The Big Bang Theory was formulated by Alexander Friedmann in 1922 by applying Eintein's General Theory of Relativity to the structure and evolution of the universe as a whole. Friedmann began with Einstein's equations and found a solution to those equations in which the universe began in a state of extremely high density and temperature (the so-called Big Bang) and then expanded in time, thinning out and cooling as it did so. One of the most stunning successes of the Big Bang theory is the prediction that the universe is approximately ten to fifteen billion years old, a result obtained from the rate at which distant galaxies are flying away from each other. This prediction accords with the age of the universe as obtained from very local methods, such as the dating of radioactive rocks on the earth.

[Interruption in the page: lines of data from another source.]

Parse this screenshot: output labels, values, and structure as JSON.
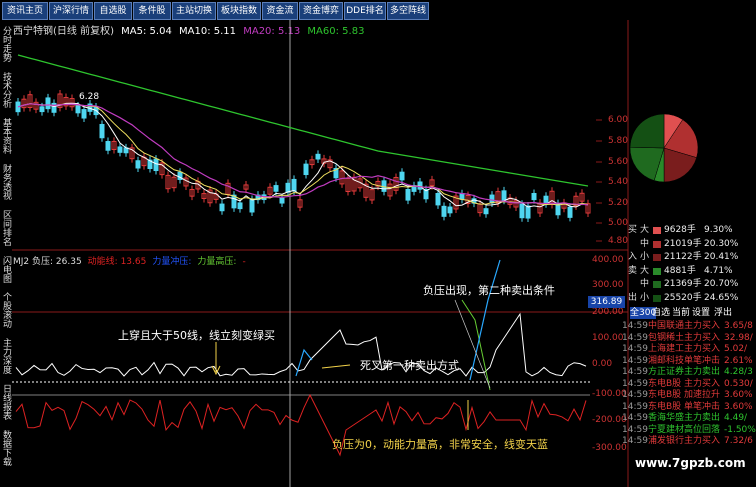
{
  "tabs": [
    "资讯主页",
    "沪深行情",
    "自选股",
    "条件股",
    "主站切换",
    "板块指数",
    "资金流",
    "资金博弈",
    "DDE排名",
    "多空阵线"
  ],
  "vertical_tabs": [
    "分时走势",
    "技术分析",
    "基本资料",
    "财务透视",
    "区间排名",
    "闪电图",
    "个股滚动",
    "主力深度",
    "日线报表",
    "数据下载"
  ],
  "chart_title": "西宁特钢(日线 前复权)",
  "ma": [
    {
      "label": "MA5: 5.04",
      "color": "#ffffff"
    },
    {
      "label": "MA10: 5.11",
      "color": "#ffffff"
    },
    {
      "label": "MA20: 5.13",
      "color": "#c03cc0"
    },
    {
      "label": "MA60: 5.83",
      "color": "#2ec42e"
    }
  ],
  "price_marker": "6.28",
  "price_axis": [
    "6.00",
    "5.80",
    "5.60",
    "5.40",
    "5.20",
    "5.00",
    "4.80"
  ],
  "indicator_legend": [
    {
      "label": "MJ2 负压: 26.35",
      "color": "#dddddd"
    },
    {
      "label": "动能线: 13.65",
      "color": "#dd2222"
    },
    {
      "label": "力量冲压:",
      "color": "#2255ff"
    },
    {
      "label": "力量高压:",
      "color": "#66cc33"
    },
    {
      "label": "-",
      "color": "#dd2222"
    }
  ],
  "indicator_axis": [
    "400.00",
    "300.00",
    "200.00",
    "100.00",
    "0.00",
    "-100.00",
    "-200.00",
    "-300.00"
  ],
  "current_value_tag": "316.89",
  "annotations": {
    "a1": "上穿且大于50线，线立刻变绿买",
    "a2": "负压出现，第二种卖出条件",
    "a3": "死叉第一种卖出方式",
    "a4": "负压为0，动能力量高，非常安全，线变天蓝"
  },
  "pie": {
    "slices": [
      {
        "name": "大买",
        "value": 9.3,
        "color": "#e05050"
      },
      {
        "name": "中买",
        "value": 20.3,
        "color": "#b03030"
      },
      {
        "name": "小买",
        "value": 20.41,
        "color": "#7a1d1d"
      },
      {
        "name": "大卖",
        "value": 4.71,
        "color": "#2a8a2a"
      },
      {
        "name": "中卖",
        "value": 20.7,
        "color": "#1f6a1f"
      },
      {
        "name": "小卖",
        "value": 24.65,
        "color": "#145014"
      }
    ]
  },
  "order_flow": [
    {
      "k": "买",
      "l": "大",
      "v": "9628手",
      "p": "9.30%",
      "color": "#e05050"
    },
    {
      "k": "",
      "l": "中",
      "v": "21019手",
      "p": "20.30%",
      "color": "#b03030"
    },
    {
      "k": "入",
      "l": "小",
      "v": "21122手",
      "p": "20.41%",
      "color": "#7a1d1d"
    },
    {
      "k": "卖",
      "l": "大",
      "v": "4881手",
      "p": "4.71%",
      "color": "#2a8a2a"
    },
    {
      "k": "",
      "l": "中",
      "v": "21369手",
      "p": "20.70%",
      "color": "#1f6a1f"
    },
    {
      "k": "出",
      "l": "小",
      "v": "25520手",
      "p": "24.65%",
      "color": "#145014"
    }
  ],
  "tick_tabs": [
    "全300",
    "自选",
    "当前",
    "设置",
    "浮出"
  ],
  "ticks": [
    {
      "t": "14:59",
      "n": "中国联通",
      "a": "主力买入",
      "v": "3.65/8"
    },
    {
      "t": "14:59",
      "n": "包钢稀土",
      "a": "主力买入",
      "v": "32.98/"
    },
    {
      "t": "14:59",
      "n": "上海建工",
      "a": "主力买入",
      "v": "5.02/"
    },
    {
      "t": "14:59",
      "n": "湘邮科技",
      "a": "单笔冲击",
      "v": "2.61%"
    },
    {
      "t": "14:59",
      "n": "方正证券",
      "a": "主力卖出",
      "v": "4.28/3"
    },
    {
      "t": "14:59",
      "n": "东电B股",
      "a": "主力买入",
      "v": "0.530/"
    },
    {
      "t": "14:59",
      "n": "东电B股",
      "a": "加速拉升",
      "v": "3.60%"
    },
    {
      "t": "14:59",
      "n": "东电B股",
      "a": "单笔冲击",
      "v": "3.60%"
    },
    {
      "t": "14:59",
      "n": "香海华盛",
      "a": "主力卖出",
      "v": "4.49/"
    },
    {
      "t": "14:59",
      "n": "宁夏建材",
      "a": "高位回落",
      "v": "-1.50%"
    },
    {
      "t": "14:59",
      "n": "浦发银行",
      "a": "主力买入",
      "v": "7.32/6"
    }
  ],
  "watermark": "www.7gpzb.com"
}
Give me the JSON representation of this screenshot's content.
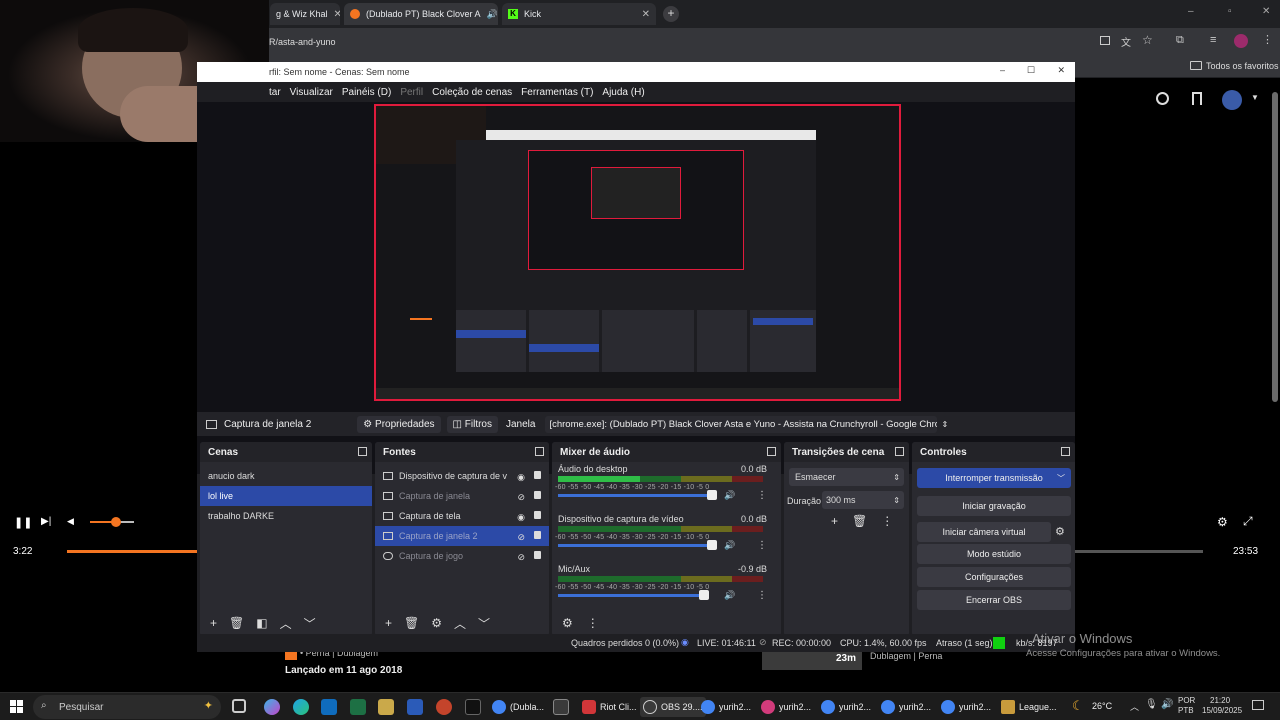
{
  "chrome": {
    "tabs": [
      {
        "label": "g & Wiz Khal"
      },
      {
        "label": "(Dublado PT) Black Clover A"
      },
      {
        "label": "Kick"
      }
    ],
    "url_fragment": "R/asta-and-yuno",
    "bookmarks_label": "Todos os favoritos"
  },
  "video": {
    "current_time": "3:22",
    "total_time": "23:53",
    "progress_fraction": 0.14,
    "volume_fraction": 0.6
  },
  "page_below": {
    "badge": "• Perna | Dublagem",
    "launch": "Lançado em 11 ago 2018",
    "thumb_duration": "23m",
    "thumb_label": "Dublagem | Perna"
  },
  "obs": {
    "title": "rfil: Sem nome - Cenas: Sem nome",
    "menu": [
      "tar",
      "Visualizar",
      "Painéis (D)",
      "Perfil",
      "Coleção de cenas",
      "Ferramentas (T)",
      "Ajuda (H)"
    ],
    "source_toolbar": {
      "source_name": "Captura de janela 2",
      "properties": "Propriedades",
      "filters": "Filtros",
      "window_label": "Janela",
      "window_value": "[chrome.exe]: (Dublado PT) Black Clover Asta e Yuno - Assista na Crunchyroll - Google Chrome"
    },
    "scenes": {
      "title": "Cenas",
      "items": [
        "anucio dark",
        "lol live",
        "trabalho DARKE"
      ]
    },
    "sources": {
      "title": "Fontes",
      "items": [
        "Dispositivo de captura de v",
        "Captura de janela",
        "Captura de tela",
        "Captura de janela 2",
        "Captura de jogo"
      ]
    },
    "mixer": {
      "title": "Mixer de áudio",
      "scale": "-60 -55 -50 -45 -40 -35 -30 -25 -20 -15 -10 -5 0",
      "channels": [
        {
          "name": "Áudio do desktop",
          "db": "0.0 dB"
        },
        {
          "name": "Dispositivo de captura de vídeo",
          "db": "0.0 dB"
        },
        {
          "name": "Mic/Aux",
          "db": "-0.9 dB"
        }
      ]
    },
    "transitions": {
      "title": "Transições de cena",
      "transition": "Esmaecer",
      "duration_label": "Duração",
      "duration_value": "300 ms"
    },
    "controls": {
      "title": "Controles",
      "stop_stream": "Interromper transmissão",
      "start_recording": "Iniciar gravação",
      "virtual_cam": "Iniciar câmera virtual",
      "studio_mode": "Modo estúdio",
      "settings": "Configurações",
      "exit": "Encerrar OBS"
    },
    "status": {
      "frames": "Quadros perdidos 0 (0.0%)",
      "live": "LIVE: 01:46:11",
      "rec": "REC: 00:00:00",
      "cpu": "CPU: 1.4%, 60.00 fps",
      "delay": "Atraso (1 seg)",
      "kbps": "kb/s: 8197"
    }
  },
  "windows_watermark": {
    "title": "Ativar o Windows",
    "subtitle": "Acesse Configurações para ativar o Windows."
  },
  "taskbar": {
    "search_placeholder": "Pesquisar",
    "apps": [
      {
        "label": "(Dubla...",
        "color": "#4285f4"
      },
      {
        "label": "Riot Cli...",
        "color": "#d13639"
      },
      {
        "label": "OBS 29....",
        "color": "#3a3a3a"
      },
      {
        "label": "yurih2...",
        "color": "#4285f4"
      },
      {
        "label": "yurih2...",
        "color": "#d23b7b"
      },
      {
        "label": "yurih2...",
        "color": "#4285f4"
      },
      {
        "label": "yurih2...",
        "color": "#4285f4"
      },
      {
        "label": "yurih2...",
        "color": "#4285f4"
      },
      {
        "label": "League...",
        "color": "#c89b3c"
      }
    ],
    "weather": "26°C",
    "lang": "POR",
    "layout": "PTB",
    "time": "21:20",
    "date": "15/09/2025"
  },
  "colors": {
    "obs_accent": "#2c4aa7",
    "preview_border": "#e01b3c",
    "live_square": "#10d010"
  }
}
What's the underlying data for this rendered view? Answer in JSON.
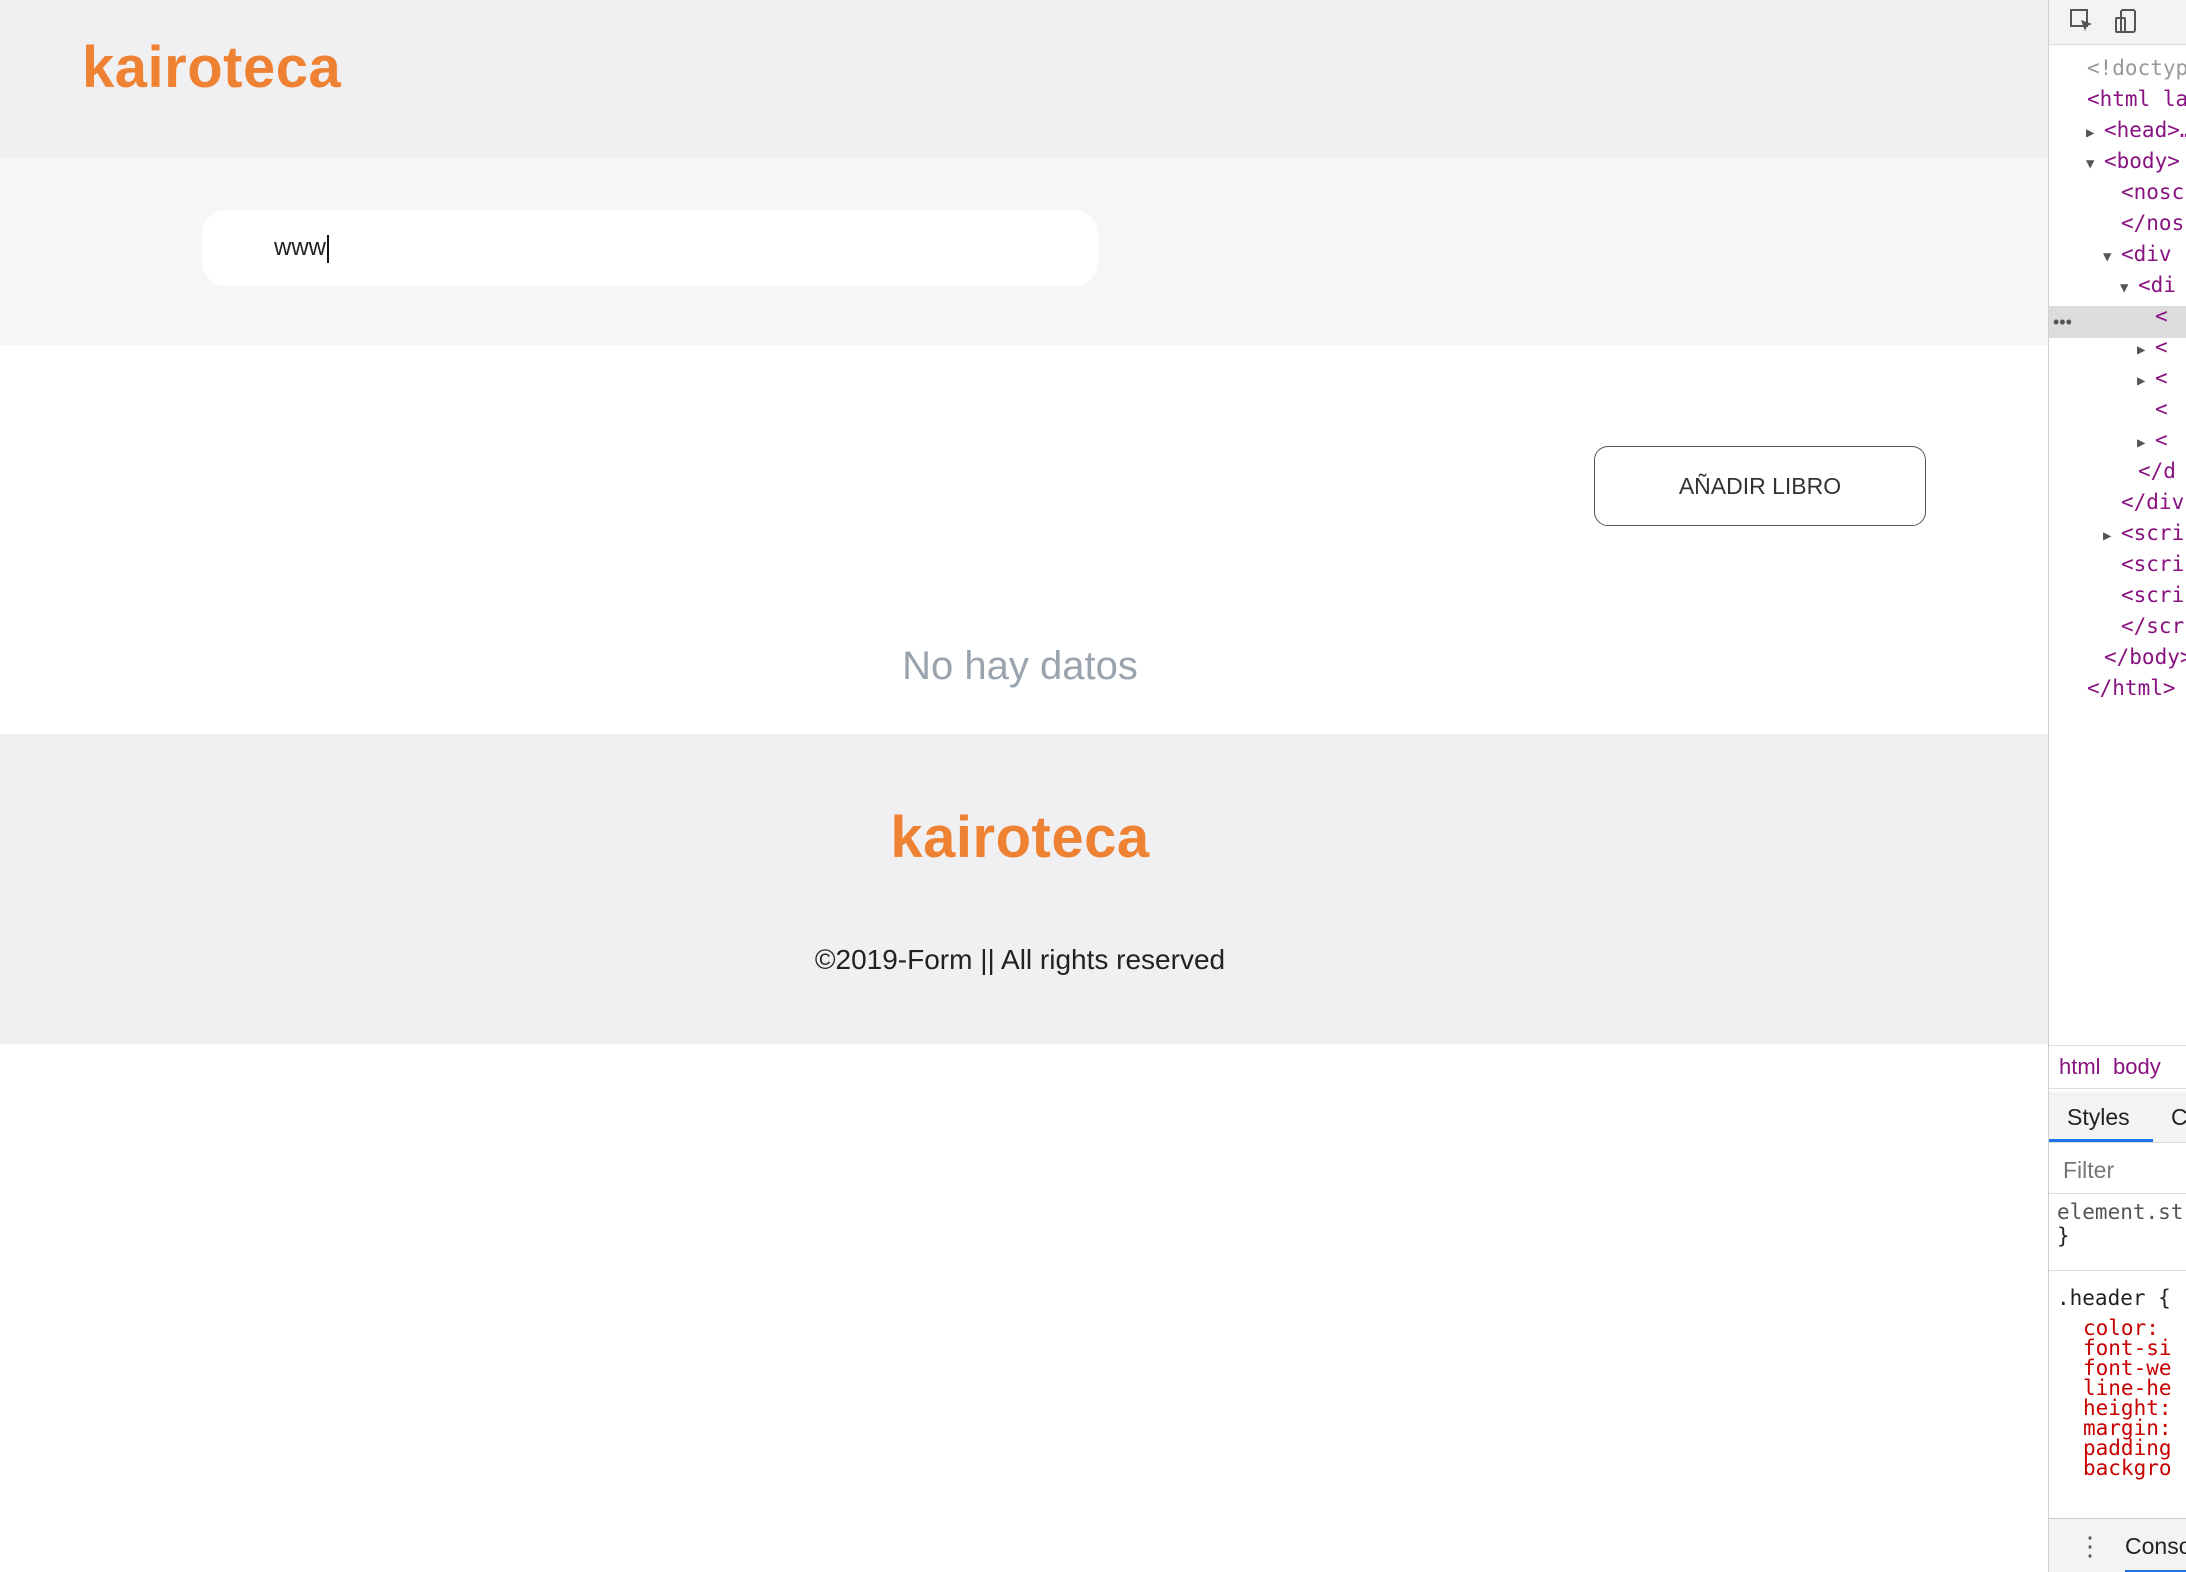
{
  "app": {
    "logo": "kairoteca"
  },
  "search": {
    "value": "www"
  },
  "main": {
    "add_button": "AÑADIR LIBRO",
    "empty_message": "No hay datos"
  },
  "footer": {
    "logo": "kairoteca",
    "copyright": "©2019-Form || All rights reserved"
  },
  "devtools": {
    "toolbar_icons": [
      "inspect-element-icon",
      "device-toolbar-icon"
    ],
    "dom_lines": [
      {
        "text": "<!doctype",
        "kind": "comment",
        "indent": 0,
        "tri": ""
      },
      {
        "text": "<html lan",
        "kind": "tag",
        "indent": 0,
        "tri": ""
      },
      {
        "text": "<head>…",
        "kind": "tag",
        "indent": 1,
        "tri": "▶"
      },
      {
        "text": "<body>",
        "kind": "tag",
        "indent": 1,
        "tri": "▼"
      },
      {
        "text": "<nosc",
        "kind": "tag",
        "indent": 2,
        "tri": ""
      },
      {
        "text": "</nos",
        "kind": "tag",
        "indent": 2,
        "tri": ""
      },
      {
        "text": "<div",
        "kind": "tag",
        "indent": 2,
        "tri": "▼"
      },
      {
        "text": "<di",
        "kind": "tag",
        "indent": 3,
        "tri": "▼"
      },
      {
        "text": "<",
        "kind": "tag",
        "indent": 4,
        "tri": ""
      },
      {
        "text": "<",
        "kind": "tag",
        "indent": 4,
        "tri": "▶"
      },
      {
        "text": "<",
        "kind": "tag",
        "indent": 4,
        "tri": "▶"
      },
      {
        "text": "<",
        "kind": "tag",
        "indent": 4,
        "tri": ""
      },
      {
        "text": "<",
        "kind": "tag",
        "indent": 4,
        "tri": "▶"
      },
      {
        "text": "</d",
        "kind": "tag",
        "indent": 3,
        "tri": ""
      },
      {
        "text": "</div",
        "kind": "tag",
        "indent": 2,
        "tri": ""
      },
      {
        "text": "<scri",
        "kind": "tag",
        "indent": 2,
        "tri": "▶"
      },
      {
        "text": "<scri",
        "kind": "tag",
        "indent": 2,
        "tri": ""
      },
      {
        "text": "<scri",
        "kind": "tag",
        "indent": 2,
        "tri": ""
      },
      {
        "text": "</scr",
        "kind": "tag",
        "indent": 2,
        "tri": ""
      },
      {
        "text": "</body>",
        "kind": "tag",
        "indent": 1,
        "tri": ""
      },
      {
        "text": "</html>",
        "kind": "tag",
        "indent": 0,
        "tri": ""
      }
    ],
    "breadcrumbs": [
      "html",
      "body"
    ],
    "tabs": [
      "Styles",
      "C"
    ],
    "filter_placeholder": "Filter",
    "rules": {
      "element_style": "element.st",
      "element_close": "}",
      "header_selector": ".header {",
      "header_props": [
        "color:",
        "font-si",
        "font-we",
        "line-he",
        "height:",
        "margin:",
        "padding",
        "backgro"
      ]
    },
    "console_label": "Conso",
    "ellipsis": "•••"
  }
}
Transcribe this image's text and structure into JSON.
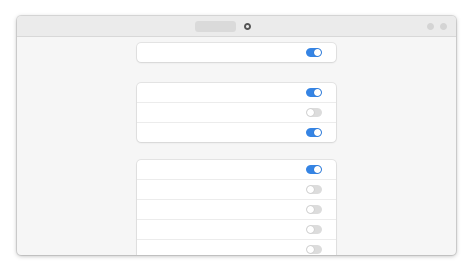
{
  "header": {
    "title": "",
    "subtitle": ""
  },
  "colors": {
    "accent": "#3584e4",
    "switch_off": "#dcdcdc",
    "card": "#ffffff",
    "window": "#f6f6f6"
  },
  "groups": [
    {
      "rows": [
        {
          "label": "",
          "on": true
        }
      ]
    },
    {
      "rows": [
        {
          "label": "",
          "on": true
        },
        {
          "label": "",
          "on": false
        },
        {
          "label": "",
          "on": true
        }
      ]
    },
    {
      "rows": [
        {
          "label": "",
          "on": true
        },
        {
          "label": "",
          "on": false
        },
        {
          "label": "",
          "on": false
        },
        {
          "label": "",
          "on": false
        },
        {
          "label": "",
          "on": false
        }
      ]
    }
  ]
}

If this is so, the universe will collapse into a singularity reminiscent of the one from which it was born. The Big Crunch would look much like the Big Bang in reverse except it would be much less uniform. The tiny uniformities in the universe right after the Big Bang are what grew to form the galaxies and clusters. Whether out universe will die in a Big Crunch or Big Chill can be determined by measuring the density of matter versus the rate of expansion. Much of modern cosmology, including the construction of giant new telescopes such as the new Keck telescope in Hawaii, has been an attempt to measure these two numbers with better and better accuracy. With the present accureacy of measurement, the numbers suggest that our universe will keep expanding forever, growing colder and colder, thinner and thinner.